• **Task description**: A faithful copy without images is required: write out all the records exactly.

********

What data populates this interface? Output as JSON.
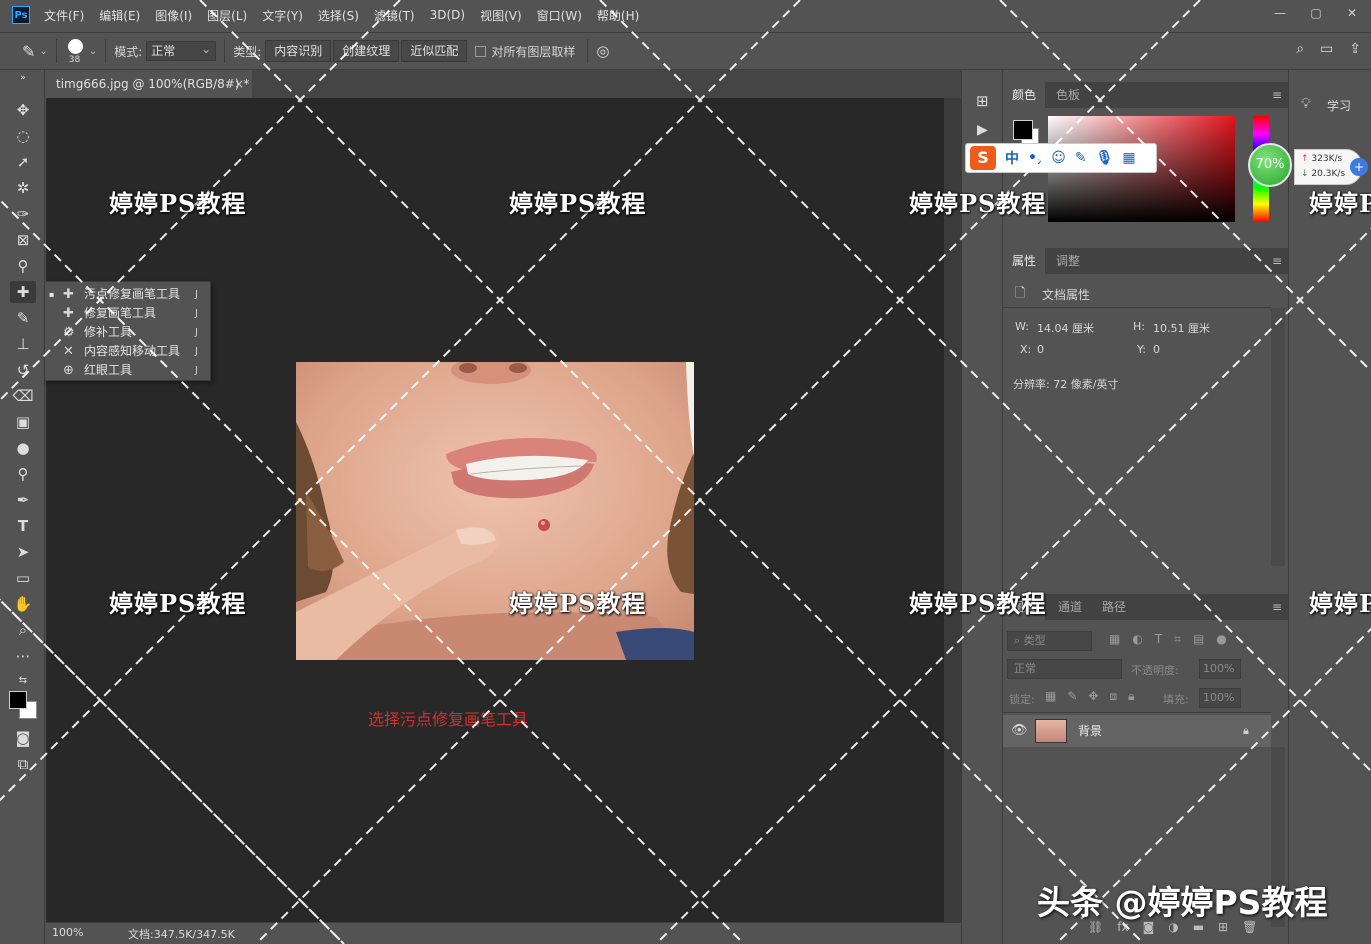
{
  "app": {
    "logo": "Ps",
    "menu": [
      "文件(F)",
      "编辑(E)",
      "图像(I)",
      "图层(L)",
      "文字(Y)",
      "选择(S)",
      "滤镜(T)",
      "3D(D)",
      "视图(V)",
      "窗口(W)",
      "帮助(H)"
    ],
    "window_controls": [
      "—",
      "▢",
      "✕"
    ]
  },
  "options": {
    "brush_size": "38",
    "mode_label": "模式:",
    "mode_value": "正常",
    "type_label": "类型:",
    "type_options": [
      "内容识别",
      "创建纹理",
      "近似匹配"
    ],
    "sample_all_label": "对所有图层取样"
  },
  "document": {
    "tab_title": "timg666.jpg @ 100%(RGB/8#) *",
    "close": "×",
    "zoom": "100%",
    "doc_size": "文档:347.5K/347.5K"
  },
  "flyout": {
    "items": [
      {
        "label": "污点修复画笔工具",
        "shortcut": "J",
        "selected": "▪"
      },
      {
        "label": "修复画笔工具",
        "shortcut": "J",
        "selected": ""
      },
      {
        "label": "修补工具",
        "shortcut": "J",
        "selected": ""
      },
      {
        "label": "内容感知移动工具",
        "shortcut": "J",
        "selected": ""
      },
      {
        "label": "红眼工具",
        "shortcut": "J",
        "selected": ""
      }
    ]
  },
  "caption": "选择污点修复画笔工具",
  "panels": {
    "color_tabs": [
      "颜色",
      "色板"
    ],
    "props_tabs": [
      "属性",
      "调整"
    ],
    "props_title": "文档属性",
    "width_label": "W:",
    "width_value": "14.04 厘米",
    "height_label": "H:",
    "height_value": "10.51 厘米",
    "x_label": "X:",
    "x_value": "0",
    "y_label": "Y:",
    "y_value": "0",
    "resolution": "分辨率: 72 像素/英寸",
    "layers_tabs": [
      "图层",
      "通道",
      "路径"
    ],
    "filter_placeholder": "类型",
    "blend_mode": "正常",
    "opacity_label": "不透明度:",
    "opacity_value": "100%",
    "lock_label": "锁定:",
    "fill_label": "填充:",
    "fill_value": "100%",
    "layer_name": "背景",
    "menu_icon": "≡"
  },
  "learn": {
    "label": "学习"
  },
  "ime": {
    "logo": "S",
    "lang": "中"
  },
  "network": {
    "percent": "70%",
    "up": "323K/s",
    "down": "20.3K/s",
    "plus": "+"
  },
  "watermark": {
    "text": "婷婷PS教程",
    "signature": "头条 @婷婷PS教程"
  }
}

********

• **Response to this task**:
What data populates this interface? Output as JSON.
{
  "app": {
    "logo": "Ps",
    "menu": [
      "文件(F)",
      "编辑(E)",
      "图像(I)",
      "图层(L)",
      "文字(Y)",
      "选择(S)",
      "滤镜(T)",
      "3D(D)",
      "视图(V)",
      "窗口(W)",
      "帮助(H)"
    ],
    "window_controls": [
      "—",
      "▢",
      "✕"
    ]
  },
  "options": {
    "brush_size": "38",
    "mode_label": "模式:",
    "mode_value": "正常",
    "type_label": "类型:",
    "type_options": [
      "内容识别",
      "创建纹理",
      "近似匹配"
    ],
    "sample_all_label": "对所有图层取样"
  },
  "document": {
    "tab_title": "timg666.jpg @ 100%(RGB/8#) *",
    "close": "×",
    "zoom": "100%",
    "doc_size": "文档:347.5K/347.5K"
  },
  "flyout": {
    "items": [
      {
        "label": "污点修复画笔工具",
        "shortcut": "J",
        "selected": "▪"
      },
      {
        "label": "修复画笔工具",
        "shortcut": "J",
        "selected": ""
      },
      {
        "label": "修补工具",
        "shortcut": "J",
        "selected": ""
      },
      {
        "label": "内容感知移动工具",
        "shortcut": "J",
        "selected": ""
      },
      {
        "label": "红眼工具",
        "shortcut": "J",
        "selected": ""
      }
    ]
  },
  "caption": "选择污点修复画笔工具",
  "panels": {
    "color_tabs": [
      "颜色",
      "色板"
    ],
    "props_tabs": [
      "属性",
      "调整"
    ],
    "props_title": "文档属性",
    "width_label": "W:",
    "width_value": "14.04 厘米",
    "height_label": "H:",
    "height_value": "10.51 厘米",
    "x_label": "X:",
    "x_value": "0",
    "y_label": "Y:",
    "y_value": "0",
    "resolution": "分辨率: 72 像素/英寸",
    "layers_tabs": [
      "图层",
      "通道",
      "路径"
    ],
    "filter_placeholder": "类型",
    "blend_mode": "正常",
    "opacity_label": "不透明度:",
    "opacity_value": "100%",
    "lock_label": "锁定:",
    "fill_label": "填充:",
    "fill_value": "100%",
    "layer_name": "背景",
    "menu_icon": "≡"
  },
  "learn": {
    "label": "学习"
  },
  "ime": {
    "logo": "S",
    "lang": "中"
  },
  "network": {
    "percent": "70%",
    "up": "323K/s",
    "down": "20.3K/s",
    "plus": "+"
  },
  "watermark": {
    "text": "婷婷PS教程",
    "signature": "头条 @婷婷PS教程"
  }
}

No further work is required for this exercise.